▶ Instructions for the task:
Take each line of the records below that contains the string "value" and copy it.

= = = = = = =

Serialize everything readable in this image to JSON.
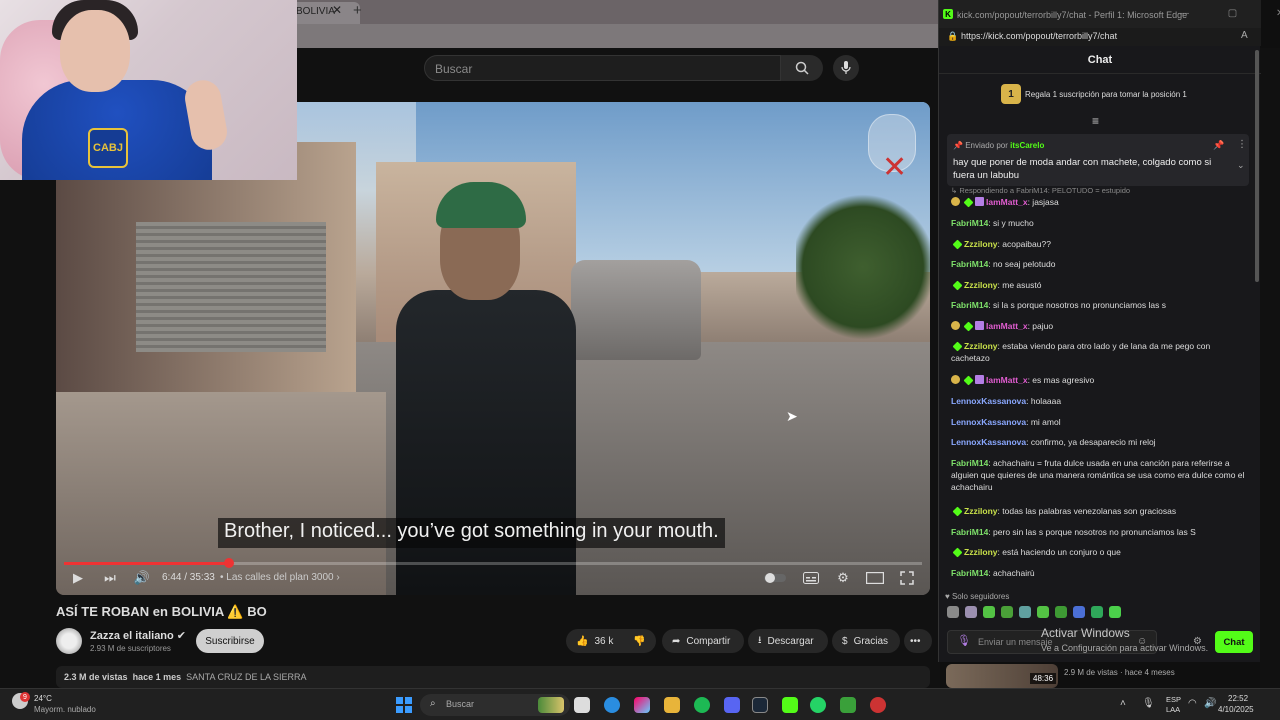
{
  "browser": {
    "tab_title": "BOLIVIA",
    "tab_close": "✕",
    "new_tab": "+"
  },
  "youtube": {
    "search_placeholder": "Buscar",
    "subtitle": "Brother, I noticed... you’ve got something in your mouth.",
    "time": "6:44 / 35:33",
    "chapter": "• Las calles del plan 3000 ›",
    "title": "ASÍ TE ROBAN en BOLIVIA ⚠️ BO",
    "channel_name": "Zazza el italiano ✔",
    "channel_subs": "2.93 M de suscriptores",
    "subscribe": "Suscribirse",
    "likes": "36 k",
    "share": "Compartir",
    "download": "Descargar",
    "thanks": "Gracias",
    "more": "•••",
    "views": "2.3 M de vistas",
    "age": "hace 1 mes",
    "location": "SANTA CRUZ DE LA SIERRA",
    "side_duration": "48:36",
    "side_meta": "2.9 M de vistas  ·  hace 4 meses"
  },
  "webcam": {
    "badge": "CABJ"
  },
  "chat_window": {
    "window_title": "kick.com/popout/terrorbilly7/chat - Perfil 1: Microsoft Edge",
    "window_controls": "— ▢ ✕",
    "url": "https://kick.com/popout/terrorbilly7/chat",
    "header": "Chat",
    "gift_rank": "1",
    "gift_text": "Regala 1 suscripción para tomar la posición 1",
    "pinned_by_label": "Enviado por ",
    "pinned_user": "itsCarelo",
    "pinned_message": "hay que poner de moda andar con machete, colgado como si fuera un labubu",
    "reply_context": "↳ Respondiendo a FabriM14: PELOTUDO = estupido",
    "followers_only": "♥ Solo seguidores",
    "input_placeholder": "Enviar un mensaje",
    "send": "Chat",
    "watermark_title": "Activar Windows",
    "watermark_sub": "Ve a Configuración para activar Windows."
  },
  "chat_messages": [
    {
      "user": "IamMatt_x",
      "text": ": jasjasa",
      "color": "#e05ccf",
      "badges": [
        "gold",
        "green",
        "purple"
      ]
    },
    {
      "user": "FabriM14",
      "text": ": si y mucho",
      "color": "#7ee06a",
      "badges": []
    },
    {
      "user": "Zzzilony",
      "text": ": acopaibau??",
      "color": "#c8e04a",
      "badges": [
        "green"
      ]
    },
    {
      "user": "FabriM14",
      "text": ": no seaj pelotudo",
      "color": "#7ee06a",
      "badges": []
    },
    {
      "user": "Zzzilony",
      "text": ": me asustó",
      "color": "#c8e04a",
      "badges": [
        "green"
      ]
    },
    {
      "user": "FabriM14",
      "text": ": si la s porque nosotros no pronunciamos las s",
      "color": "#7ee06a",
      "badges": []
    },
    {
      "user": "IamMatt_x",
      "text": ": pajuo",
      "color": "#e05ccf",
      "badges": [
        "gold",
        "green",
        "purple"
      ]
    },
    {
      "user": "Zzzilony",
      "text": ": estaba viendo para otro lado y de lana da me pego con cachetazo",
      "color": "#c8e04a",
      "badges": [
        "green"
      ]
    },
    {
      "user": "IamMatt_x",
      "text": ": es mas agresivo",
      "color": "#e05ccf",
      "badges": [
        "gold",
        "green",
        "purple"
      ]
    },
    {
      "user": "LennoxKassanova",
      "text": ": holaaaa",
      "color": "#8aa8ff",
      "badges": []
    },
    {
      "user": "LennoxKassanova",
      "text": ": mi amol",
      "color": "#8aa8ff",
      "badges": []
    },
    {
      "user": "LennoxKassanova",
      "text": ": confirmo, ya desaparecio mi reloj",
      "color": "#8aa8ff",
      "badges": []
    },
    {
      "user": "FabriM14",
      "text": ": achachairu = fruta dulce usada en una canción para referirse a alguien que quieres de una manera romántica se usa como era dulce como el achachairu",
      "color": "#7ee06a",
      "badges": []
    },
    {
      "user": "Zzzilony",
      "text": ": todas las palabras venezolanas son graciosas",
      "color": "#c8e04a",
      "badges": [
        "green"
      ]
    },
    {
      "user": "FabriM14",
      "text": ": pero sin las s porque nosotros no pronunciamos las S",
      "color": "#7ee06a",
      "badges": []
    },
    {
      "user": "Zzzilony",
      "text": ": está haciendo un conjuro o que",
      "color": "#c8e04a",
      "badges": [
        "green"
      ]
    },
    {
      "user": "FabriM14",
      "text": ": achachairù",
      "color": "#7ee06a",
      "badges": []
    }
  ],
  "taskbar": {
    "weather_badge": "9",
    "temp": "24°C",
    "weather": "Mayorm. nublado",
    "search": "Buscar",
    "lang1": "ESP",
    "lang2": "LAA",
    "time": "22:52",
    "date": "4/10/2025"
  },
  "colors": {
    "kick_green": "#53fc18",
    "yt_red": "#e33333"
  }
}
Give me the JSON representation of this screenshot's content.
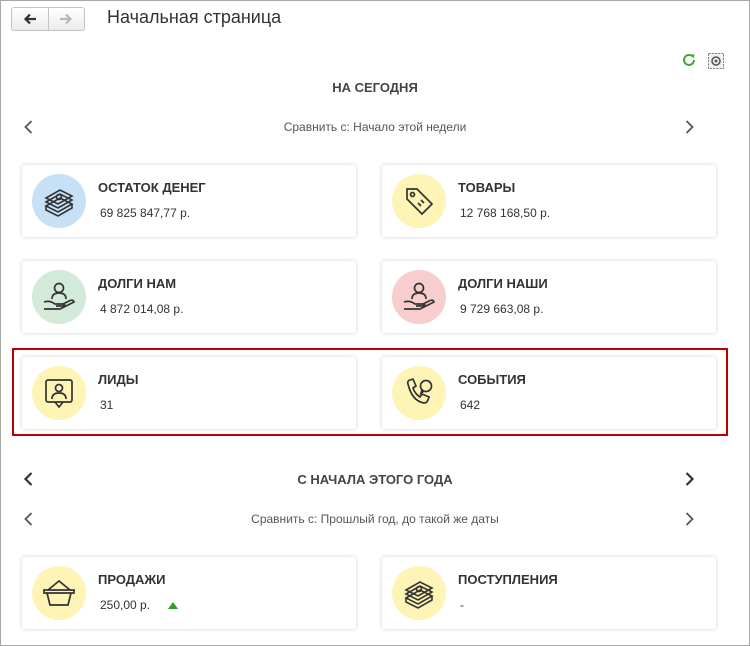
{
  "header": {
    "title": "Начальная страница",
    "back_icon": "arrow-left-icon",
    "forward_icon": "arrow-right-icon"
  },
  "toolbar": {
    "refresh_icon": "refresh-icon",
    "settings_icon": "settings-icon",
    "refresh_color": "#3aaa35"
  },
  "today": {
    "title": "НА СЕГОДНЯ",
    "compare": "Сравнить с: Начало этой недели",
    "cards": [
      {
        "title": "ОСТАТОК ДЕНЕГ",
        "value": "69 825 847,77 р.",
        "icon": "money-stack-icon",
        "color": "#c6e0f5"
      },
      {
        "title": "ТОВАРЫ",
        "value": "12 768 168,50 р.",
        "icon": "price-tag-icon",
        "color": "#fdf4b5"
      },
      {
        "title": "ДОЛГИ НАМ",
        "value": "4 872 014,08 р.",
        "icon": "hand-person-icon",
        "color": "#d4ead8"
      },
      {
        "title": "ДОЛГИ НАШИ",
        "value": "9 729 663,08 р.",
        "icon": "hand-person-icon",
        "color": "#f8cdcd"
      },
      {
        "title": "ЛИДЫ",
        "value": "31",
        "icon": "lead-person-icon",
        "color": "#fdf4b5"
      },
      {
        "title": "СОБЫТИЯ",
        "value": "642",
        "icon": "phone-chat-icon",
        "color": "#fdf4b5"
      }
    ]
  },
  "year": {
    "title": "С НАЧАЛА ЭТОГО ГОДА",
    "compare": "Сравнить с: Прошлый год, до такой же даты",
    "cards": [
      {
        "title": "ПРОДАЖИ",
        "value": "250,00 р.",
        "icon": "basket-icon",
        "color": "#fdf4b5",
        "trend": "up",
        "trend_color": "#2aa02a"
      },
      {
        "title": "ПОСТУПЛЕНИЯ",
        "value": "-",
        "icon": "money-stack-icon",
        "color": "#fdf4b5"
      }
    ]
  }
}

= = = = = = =

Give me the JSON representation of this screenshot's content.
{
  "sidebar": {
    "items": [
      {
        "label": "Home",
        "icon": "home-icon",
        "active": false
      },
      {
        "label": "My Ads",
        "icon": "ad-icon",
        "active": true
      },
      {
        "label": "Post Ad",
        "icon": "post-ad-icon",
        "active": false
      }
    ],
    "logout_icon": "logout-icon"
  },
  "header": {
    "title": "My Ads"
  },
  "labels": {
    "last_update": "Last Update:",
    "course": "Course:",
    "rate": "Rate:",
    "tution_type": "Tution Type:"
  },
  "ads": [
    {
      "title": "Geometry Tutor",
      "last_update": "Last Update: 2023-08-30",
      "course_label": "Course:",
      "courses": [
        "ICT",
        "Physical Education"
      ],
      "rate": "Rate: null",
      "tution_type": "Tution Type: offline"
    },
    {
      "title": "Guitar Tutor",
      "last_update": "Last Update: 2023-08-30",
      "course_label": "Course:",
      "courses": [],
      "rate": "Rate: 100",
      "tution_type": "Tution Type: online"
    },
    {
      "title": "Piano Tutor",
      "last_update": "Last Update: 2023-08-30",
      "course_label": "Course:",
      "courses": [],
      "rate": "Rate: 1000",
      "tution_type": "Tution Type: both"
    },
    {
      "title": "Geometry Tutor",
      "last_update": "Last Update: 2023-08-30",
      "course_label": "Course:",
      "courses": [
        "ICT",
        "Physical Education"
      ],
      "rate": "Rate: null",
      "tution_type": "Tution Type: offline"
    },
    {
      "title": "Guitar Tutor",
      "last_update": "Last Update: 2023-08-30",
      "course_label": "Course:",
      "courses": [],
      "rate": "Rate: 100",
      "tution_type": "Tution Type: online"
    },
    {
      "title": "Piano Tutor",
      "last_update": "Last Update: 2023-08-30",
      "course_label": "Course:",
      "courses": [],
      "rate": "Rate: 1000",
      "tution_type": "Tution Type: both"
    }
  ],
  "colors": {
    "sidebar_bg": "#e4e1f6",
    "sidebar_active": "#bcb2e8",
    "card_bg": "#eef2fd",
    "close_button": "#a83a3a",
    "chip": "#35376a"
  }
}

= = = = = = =

▶ Task result:
        "value": "69 825 847,77 р.",
        "value": "12 768 168,50 р.",
        "value": "4 872 014,08 р.",
        "value": "9 729 663,08 р.",
        "value": "31",
        "value": "642",
        "value": "250,00 р.",
        "value": "-",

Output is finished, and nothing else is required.